There’s no denying the need for digital marketing. The below image illustrates how social media and the mobile nature of society is here to stay. More than one out of every two people has a smart phone (57%). Among those aged 18 to 34, over 1,000 minutes a month on-average is spent on Facebook alone. The ability to tap into a captive audience of that capacity is invaluable, and with an ongoing digital marketing campaign the results are not only immediate, but they’re measurable. No more throwing away hundreds and likely thousands to direct mailers that go into an abyss with no metrics, no contacts, and very little conversion. No more sign-flippers doing cartwheels on the sidewalk in front of traffic who can’t be tied to the sales they’re meant to attract, or may be driving away – no pun intended. Tap into the audience that wants to be reached, and is giving the attention no one at a stoplight or mailbox has the patience, time, or ability to give.
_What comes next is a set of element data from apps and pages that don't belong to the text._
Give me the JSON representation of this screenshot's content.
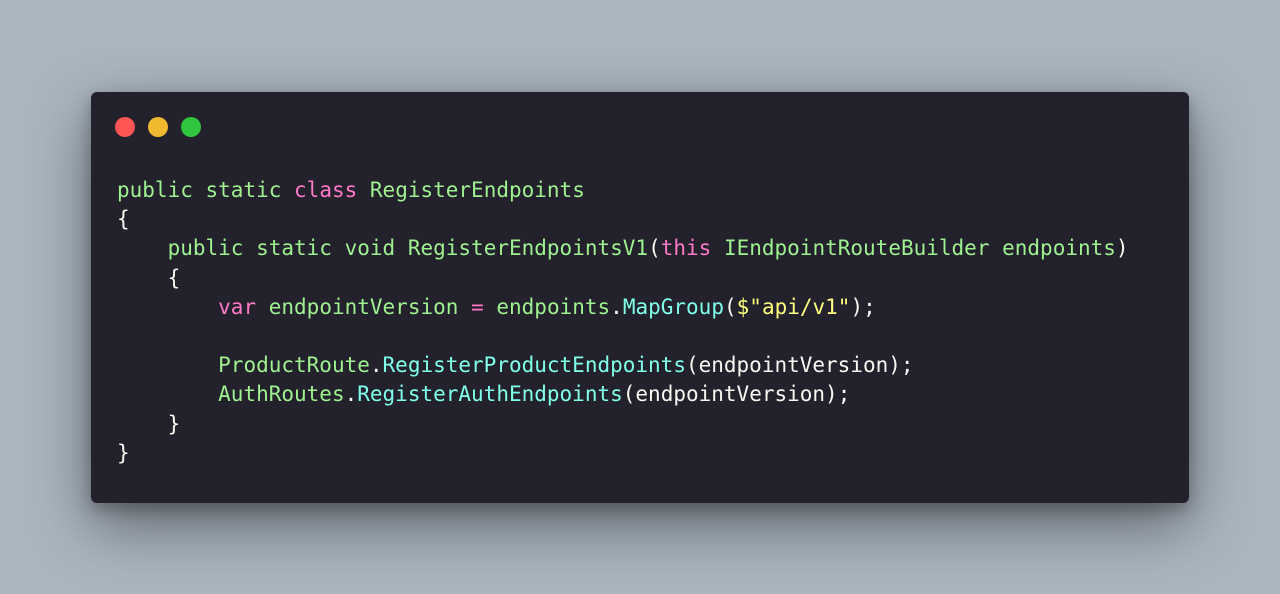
{
  "window": {
    "controls": [
      {
        "name": "close",
        "color": "#ff5555"
      },
      {
        "name": "minimize",
        "color": "#f1b92f"
      },
      {
        "name": "maximize",
        "color": "#2fc53f"
      }
    ]
  },
  "colors": {
    "background": "#aab5c0",
    "editor": "#22212c",
    "keyword_green": "#9ff28f",
    "keyword_pink": "#ff79c6",
    "method_cyan": "#80ffea",
    "string_yellow": "#ffff80",
    "text_white": "#f8f8f2"
  },
  "code": {
    "l1": {
      "t1": "public",
      "t2": "static",
      "t3": "class",
      "t4": "RegisterEndpoints"
    },
    "l2": {
      "t1": "{"
    },
    "l3": {
      "t1": "public",
      "t2": "static",
      "t3": "void",
      "t4": "RegisterEndpointsV1",
      "t5": "(",
      "t6": "this",
      "t7": "IEndpointRouteBuilder",
      "t8": "endpoints",
      "t9": ")"
    },
    "l4": {
      "t1": "{"
    },
    "l5": {
      "t1": "var",
      "t2": "endpointVersion",
      "t3": "=",
      "t4": "endpoints",
      "t5": ".",
      "t6": "MapGroup",
      "t7": "(",
      "t8": "$\"",
      "t9": "api/v1",
      "t10": "\"",
      "t11": ");"
    },
    "l6": {},
    "l7": {
      "t1": "ProductRoute",
      "t2": ".",
      "t3": "RegisterProductEndpoints",
      "t4": "(endpointVersion);"
    },
    "l8": {
      "t1": "AuthRoutes",
      "t2": ".",
      "t3": "RegisterAuthEndpoints",
      "t4": "(endpointVersion);"
    },
    "l9": {
      "t1": "}"
    },
    "l10": {
      "t1": "}"
    }
  }
}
Perhaps the most striking data from the above image is how identical the time spent on social media is between ages 18-to-34 and those 35 and older – not only in the actual time spent, but also in nearly the exact same order of application ranking. The nearly identical data suggests our behavior on a general level is becoming more and more standardized, regardless of age, as far as people’s engagement in social media, which alludes to the value of social media’s audience. Further, the chart demonstrates the inherent opportunity cost of not responding to and tapping-in to an audience of this magnitude. There is no reason in today’s day-and-age to not spend on an at least dollar-for-dollar basis what one would consider spending for direct mail advertisements, newspaper/magazine advertisements, radio spots, or sign-flippers – no matter how good the sign-flipper’s gymnastics abilities are. The audience engagement in social media is a crucial component of any marketing campaign.
It’s our hope at GoEdison we can begin demonstrating what’s
possible in our new landscape of vast digital opportunity. At GoEdison, we’re not just providing a needed service for the sake of feeling good about being plugged-in; we’re providing results – albeit measurable results – not to mention a comfortable experience. The agency experience is not what GoEdison is all about; it’s about building a working relationship that’s tailored to the business and its people, hence the importance of community. We believe in letting the business do what they do, so we can do what we do to get the business in front of those who’ll benefit from their work. Success is a byproduct of focused passion. The more focus is directed in its primary direction, the more achievable results will be.
In honor of the official launch of GoEdison, we’ve made the below video to show our dedication to small business – because we are one. To all small businesses, and those who’ve received a tailored shipment via our launch, we humbly thank you. Here’s to your growth!